If you're interested in trying contact lenses your first step would be to book a contact lens fit appointment with your Optometrist or Eye Doctor. Here they will assess if you are suited to wearing lenses and they will discuss the different type of lenses available.  New wearers should be given a contact lens teach session where they will be taught how to insert and remove lenses as well as information on the do's and dont's and what to do in the event of an emergency. The eye care professional may also give you a trial of lenses before issuing a Contact Lens Specification (or prescription) from which you can order your lenses.

Dailies vs Monthlies

Daily Disposable lenses come in boxes of 30 separate lenses. They are very convenient as they require no cleaning and are disposed after a single use. Patients love the feeling of a fresh lens every day however due to their short period of use the daily lenses aren't always as good quality as the Monthlies. They are also typically the more expensive option unless you want to wear them less than twice a week.

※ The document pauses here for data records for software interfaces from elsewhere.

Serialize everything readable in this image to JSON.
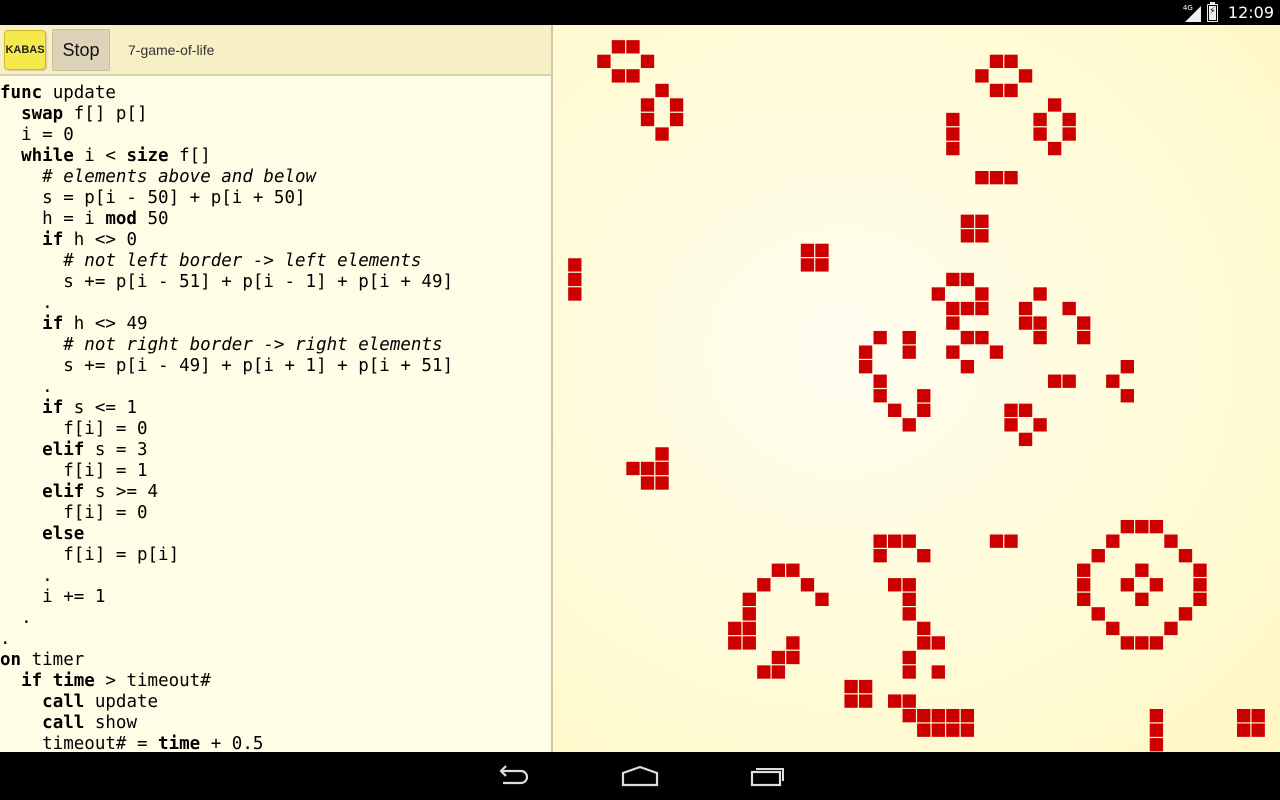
{
  "status_bar": {
    "network": "4G",
    "time": "12:09"
  },
  "toolbar": {
    "logo_text": "KABAS",
    "stop_label": "Stop",
    "program_name": "7-game-of-life"
  },
  "editor": {
    "lines": [
      [
        {
          "k": "kw",
          "t": "func"
        },
        {
          "k": "",
          "t": " update"
        }
      ],
      [
        {
          "k": "",
          "t": "  "
        },
        {
          "k": "kw",
          "t": "swap"
        },
        {
          "k": "",
          "t": " f[] p[]"
        }
      ],
      [
        {
          "k": "",
          "t": "  i = 0"
        }
      ],
      [
        {
          "k": "",
          "t": "  "
        },
        {
          "k": "kw",
          "t": "while"
        },
        {
          "k": "",
          "t": " i < "
        },
        {
          "k": "kw",
          "t": "size"
        },
        {
          "k": "",
          "t": " f[]"
        }
      ],
      [
        {
          "k": "",
          "t": "    "
        },
        {
          "k": "cm",
          "t": "# elements above and below"
        }
      ],
      [
        {
          "k": "",
          "t": "    s = p[i - 50] + p[i + 50]"
        }
      ],
      [
        {
          "k": "",
          "t": "    h = i "
        },
        {
          "k": "kw",
          "t": "mod"
        },
        {
          "k": "",
          "t": " 50"
        }
      ],
      [
        {
          "k": "",
          "t": "    "
        },
        {
          "k": "kw",
          "t": "if"
        },
        {
          "k": "",
          "t": " h <> 0"
        }
      ],
      [
        {
          "k": "",
          "t": "      "
        },
        {
          "k": "cm",
          "t": "# not left border -> left elements"
        }
      ],
      [
        {
          "k": "",
          "t": "      s += p[i - 51] + p[i - 1] + p[i + 49]"
        }
      ],
      [
        {
          "k": "",
          "t": "    ."
        }
      ],
      [
        {
          "k": "",
          "t": "    "
        },
        {
          "k": "kw",
          "t": "if"
        },
        {
          "k": "",
          "t": " h <> 49"
        }
      ],
      [
        {
          "k": "",
          "t": "      "
        },
        {
          "k": "cm",
          "t": "# not right border -> right elements"
        }
      ],
      [
        {
          "k": "",
          "t": "      s += p[i - 49] + p[i + 1] + p[i + 51]"
        }
      ],
      [
        {
          "k": "",
          "t": "    ."
        }
      ],
      [
        {
          "k": "",
          "t": "    "
        },
        {
          "k": "kw",
          "t": "if"
        },
        {
          "k": "",
          "t": " s <= 1"
        }
      ],
      [
        {
          "k": "",
          "t": "      f[i] = 0"
        }
      ],
      [
        {
          "k": "",
          "t": "    "
        },
        {
          "k": "kw",
          "t": "elif"
        },
        {
          "k": "",
          "t": " s = 3"
        }
      ],
      [
        {
          "k": "",
          "t": "      f[i] = 1"
        }
      ],
      [
        {
          "k": "",
          "t": "    "
        },
        {
          "k": "kw",
          "t": "elif"
        },
        {
          "k": "",
          "t": " s >= 4"
        }
      ],
      [
        {
          "k": "",
          "t": "      f[i] = 0"
        }
      ],
      [
        {
          "k": "",
          "t": "    "
        },
        {
          "k": "kw",
          "t": "else"
        }
      ],
      [
        {
          "k": "",
          "t": "      f[i] = p[i]"
        }
      ],
      [
        {
          "k": "",
          "t": "    ."
        }
      ],
      [
        {
          "k": "",
          "t": "    i += 1"
        }
      ],
      [
        {
          "k": "",
          "t": "  ."
        }
      ],
      [
        {
          "k": "",
          "t": "."
        }
      ],
      [
        {
          "k": "kw",
          "t": "on"
        },
        {
          "k": "",
          "t": " timer"
        }
      ],
      [
        {
          "k": "",
          "t": "  "
        },
        {
          "k": "kw",
          "t": "if"
        },
        {
          "k": "",
          "t": " "
        },
        {
          "k": "kw",
          "t": "time"
        },
        {
          "k": "",
          "t": " > timeout#"
        }
      ],
      [
        {
          "k": "",
          "t": "    "
        },
        {
          "k": "kw",
          "t": "call"
        },
        {
          "k": "",
          "t": " update"
        }
      ],
      [
        {
          "k": "",
          "t": "    "
        },
        {
          "k": "kw",
          "t": "call"
        },
        {
          "k": "",
          "t": " show"
        }
      ],
      [
        {
          "k": "",
          "t": "    timeout# = "
        },
        {
          "k": "kw",
          "t": "time"
        },
        {
          "k": "",
          "t": " + 0.5"
        }
      ]
    ]
  },
  "game": {
    "grid_size": 50,
    "cell_color": "#cc0000",
    "live_cells": [
      [
        4,
        1
      ],
      [
        5,
        1
      ],
      [
        3,
        2
      ],
      [
        6,
        2
      ],
      [
        4,
        3
      ],
      [
        5,
        3
      ],
      [
        7,
        4
      ],
      [
        6,
        5
      ],
      [
        8,
        5
      ],
      [
        6,
        6
      ],
      [
        8,
        6
      ],
      [
        7,
        7
      ],
      [
        30,
        2
      ],
      [
        31,
        2
      ],
      [
        29,
        3
      ],
      [
        32,
        3
      ],
      [
        30,
        4
      ],
      [
        31,
        4
      ],
      [
        34,
        5
      ],
      [
        27,
        6
      ],
      [
        33,
        6
      ],
      [
        35,
        6
      ],
      [
        27,
        7
      ],
      [
        33,
        7
      ],
      [
        35,
        7
      ],
      [
        27,
        8
      ],
      [
        34,
        8
      ],
      [
        29,
        10
      ],
      [
        30,
        10
      ],
      [
        31,
        10
      ],
      [
        28,
        13
      ],
      [
        29,
        13
      ],
      [
        28,
        14
      ],
      [
        29,
        14
      ],
      [
        17,
        15
      ],
      [
        18,
        15
      ],
      [
        17,
        16
      ],
      [
        18,
        16
      ],
      [
        1,
        16
      ],
      [
        1,
        17
      ],
      [
        1,
        18
      ],
      [
        27,
        17
      ],
      [
        28,
        17
      ],
      [
        26,
        18
      ],
      [
        29,
        18
      ],
      [
        27,
        19
      ],
      [
        28,
        19
      ],
      [
        29,
        19
      ],
      [
        27,
        20
      ],
      [
        33,
        18
      ],
      [
        32,
        19
      ],
      [
        35,
        19
      ],
      [
        32,
        20
      ],
      [
        33,
        20
      ],
      [
        36,
        20
      ],
      [
        33,
        21
      ],
      [
        36,
        21
      ],
      [
        22,
        21
      ],
      [
        24,
        21
      ],
      [
        28,
        21
      ],
      [
        29,
        21
      ],
      [
        21,
        22
      ],
      [
        24,
        22
      ],
      [
        27,
        22
      ],
      [
        30,
        22
      ],
      [
        21,
        23
      ],
      [
        28,
        23
      ],
      [
        22,
        24
      ],
      [
        22,
        25
      ],
      [
        25,
        25
      ],
      [
        23,
        26
      ],
      [
        25,
        26
      ],
      [
        24,
        27
      ],
      [
        31,
        26
      ],
      [
        32,
        26
      ],
      [
        31,
        27
      ],
      [
        33,
        27
      ],
      [
        32,
        28
      ],
      [
        34,
        24
      ],
      [
        35,
        24
      ],
      [
        38,
        24
      ],
      [
        39,
        23
      ],
      [
        39,
        25
      ],
      [
        7,
        29
      ],
      [
        6,
        30
      ],
      [
        7,
        30
      ],
      [
        5,
        30
      ],
      [
        6,
        31
      ],
      [
        7,
        31
      ],
      [
        22,
        35
      ],
      [
        23,
        35
      ],
      [
        24,
        35
      ],
      [
        22,
        36
      ],
      [
        25,
        36
      ],
      [
        30,
        35
      ],
      [
        31,
        35
      ],
      [
        39,
        34
      ],
      [
        40,
        34
      ],
      [
        41,
        34
      ],
      [
        38,
        35
      ],
      [
        42,
        35
      ],
      [
        37,
        36
      ],
      [
        43,
        36
      ],
      [
        15,
        37
      ],
      [
        16,
        37
      ],
      [
        14,
        38
      ],
      [
        17,
        38
      ],
      [
        13,
        39
      ],
      [
        18,
        39
      ],
      [
        13,
        40
      ],
      [
        12,
        41
      ],
      [
        13,
        41
      ],
      [
        12,
        42
      ],
      [
        13,
        42
      ],
      [
        16,
        42
      ],
      [
        15,
        43
      ],
      [
        16,
        43
      ],
      [
        14,
        44
      ],
      [
        15,
        44
      ],
      [
        23,
        38
      ],
      [
        24,
        38
      ],
      [
        24,
        39
      ],
      [
        24,
        40
      ],
      [
        25,
        41
      ],
      [
        25,
        42
      ],
      [
        26,
        42
      ],
      [
        24,
        43
      ],
      [
        24,
        44
      ],
      [
        26,
        44
      ],
      [
        36,
        37
      ],
      [
        40,
        37
      ],
      [
        44,
        37
      ],
      [
        36,
        38
      ],
      [
        39,
        38
      ],
      [
        41,
        38
      ],
      [
        44,
        38
      ],
      [
        36,
        39
      ],
      [
        40,
        39
      ],
      [
        44,
        39
      ],
      [
        37,
        40
      ],
      [
        43,
        40
      ],
      [
        38,
        41
      ],
      [
        42,
        41
      ],
      [
        39,
        42
      ],
      [
        40,
        42
      ],
      [
        41,
        42
      ],
      [
        20,
        45
      ],
      [
        21,
        45
      ],
      [
        20,
        46
      ],
      [
        21,
        46
      ],
      [
        23,
        46
      ],
      [
        24,
        46
      ],
      [
        24,
        47
      ],
      [
        25,
        47
      ],
      [
        26,
        47
      ],
      [
        27,
        47
      ],
      [
        28,
        47
      ],
      [
        25,
        48
      ],
      [
        26,
        48
      ],
      [
        27,
        48
      ],
      [
        28,
        48
      ],
      [
        41,
        47
      ],
      [
        41,
        48
      ],
      [
        41,
        49
      ],
      [
        47,
        47
      ],
      [
        48,
        47
      ],
      [
        47,
        48
      ],
      [
        48,
        48
      ]
    ]
  },
  "nav": {
    "back": "back-icon",
    "home": "home-icon",
    "recents": "recents-icon"
  }
}
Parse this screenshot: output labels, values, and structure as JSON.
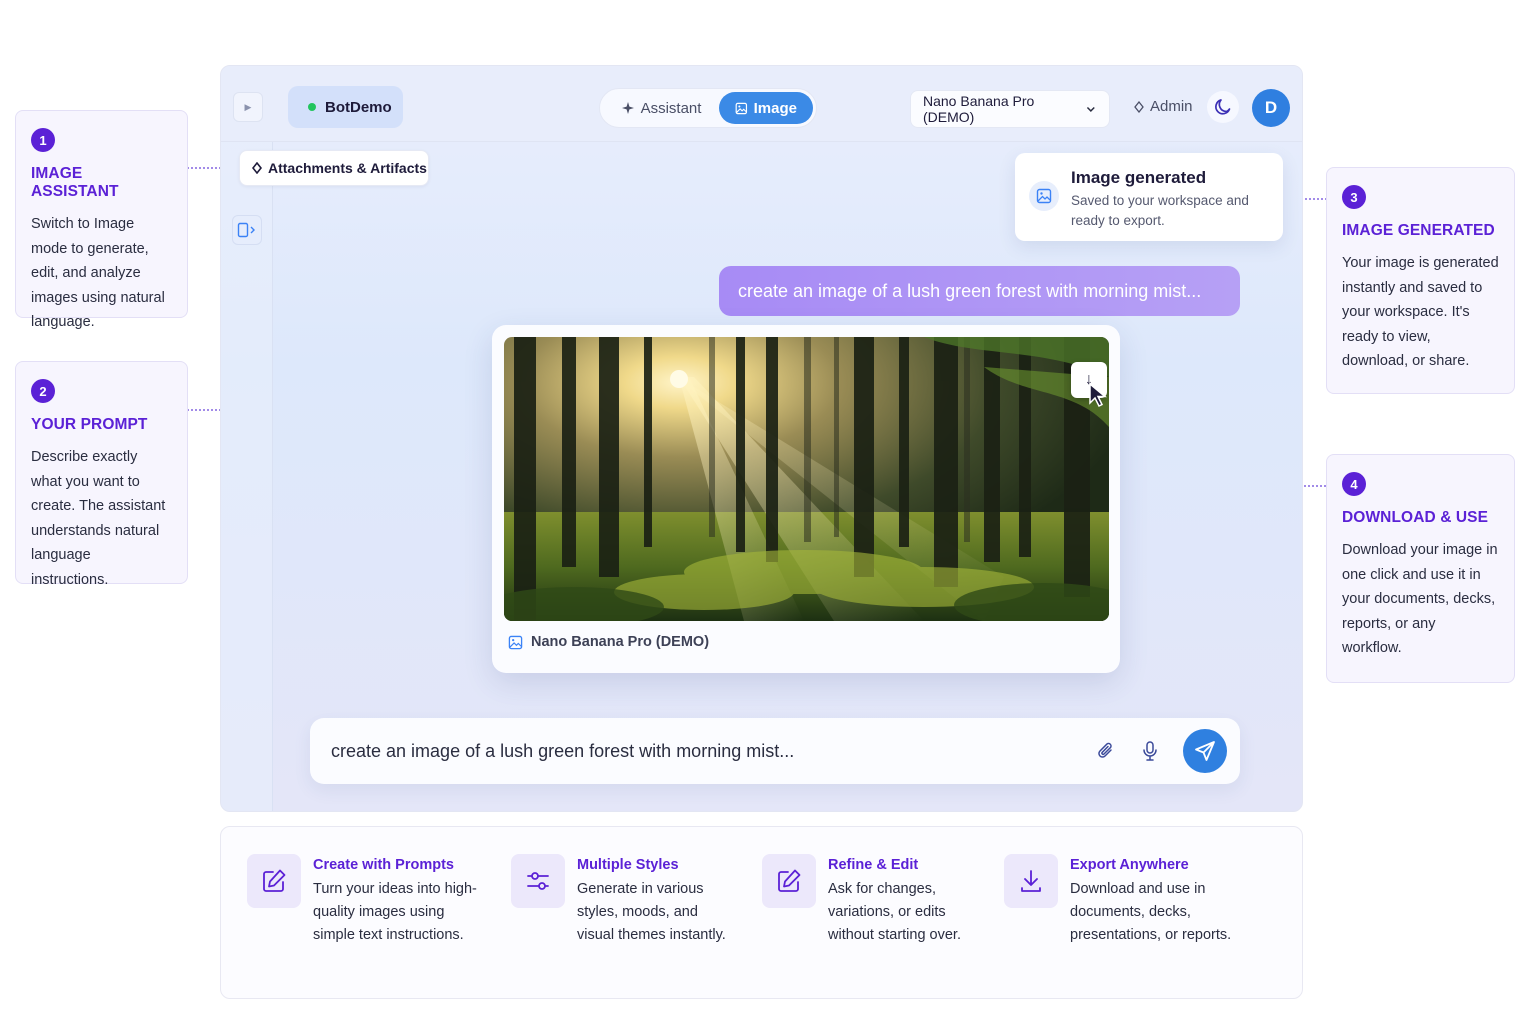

Monthlies (reusable lenses) must be cleaned and stored overnight before each use using a Cleaning  Solution. They are typically more comfortable than Dailies due to their superior ability to retain moisture. This option is generally the cheapest due to a single pair of lenses lasting a whole month.

An important thing to remember is that the Monthly lens must be discarded 30 days after it is opened irregardless of how many times you have worn them. 

Contact Lens
Dont's
  • Never sleep, shower or swim in your contact lenses.

  • Don't use tap water to clean your lenses or your lens case.

  • Don't reuse daily disposable lenses or wear monthly contact lenses past 30 days. 

  • Don't use contact lenses or solutions that have passed their expiry date.

 
ContactLens Do's
  • Always wash your hands before handling contact lenses.

  • Ensure the contact lenses are visibly clean and not damaged before insertion.

  • Avoid makeup, lotions, hairspray etc coming into contact with your lenses.

  • Keep up to date with your contact lens check ups.

Insertion + Removal tips

The old cliche 'practice makes perfect 'is very relevant when it comes to inserting and removing contact lenses. Here are some tips on where people normally go wrong:

  • Ensure the contact lens is not inside out. If the lens isn't the right way up the lens will feel very uncomfortable in the eyes. See fig.1 for an illustration on what the lens should look like before insertion

  • Have a strong firm grip on your eyelids before inserting the lens. If the hands are wet this will be harder to do so drying the hands before will help

  • Slowly place the lens onto the cornea (the dome shaped area of the front of the eye). The lens should latch onto the front of the eye and by doing this slowly there will be minimal discomfort

  • When removing the lens use the soft part of your finger to slide the lens onto the white part of the eyeball (the sclera) before pinching the lens out. The sclera is very tough as its made up of collagen and elastic fibre unlike the cornea which can be damaged quite easily.

figure 1
 

Warning: if you are having any unexplained eye discomfort, watering, vision change, or redness, remove any lenses immediately and consult your eye care practitioner before wearing your lenses again